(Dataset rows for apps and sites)
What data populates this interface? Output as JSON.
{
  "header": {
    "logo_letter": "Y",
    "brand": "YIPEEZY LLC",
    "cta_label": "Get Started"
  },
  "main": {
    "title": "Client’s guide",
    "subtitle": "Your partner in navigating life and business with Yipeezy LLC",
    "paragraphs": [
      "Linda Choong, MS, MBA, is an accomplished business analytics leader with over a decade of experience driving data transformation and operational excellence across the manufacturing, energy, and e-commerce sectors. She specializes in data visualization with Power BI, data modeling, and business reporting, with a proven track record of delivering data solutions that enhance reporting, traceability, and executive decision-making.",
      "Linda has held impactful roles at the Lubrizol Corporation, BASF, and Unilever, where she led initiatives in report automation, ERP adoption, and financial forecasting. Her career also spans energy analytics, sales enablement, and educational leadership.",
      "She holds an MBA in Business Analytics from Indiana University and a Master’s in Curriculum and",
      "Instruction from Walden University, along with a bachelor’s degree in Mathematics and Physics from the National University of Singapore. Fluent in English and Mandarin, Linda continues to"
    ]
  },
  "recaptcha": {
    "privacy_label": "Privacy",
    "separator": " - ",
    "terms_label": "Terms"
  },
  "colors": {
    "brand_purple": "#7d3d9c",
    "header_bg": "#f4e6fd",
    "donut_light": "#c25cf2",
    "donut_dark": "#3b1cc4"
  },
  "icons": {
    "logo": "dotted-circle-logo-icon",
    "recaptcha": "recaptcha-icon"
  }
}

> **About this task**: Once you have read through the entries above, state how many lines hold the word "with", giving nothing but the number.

> **Solution below**: 3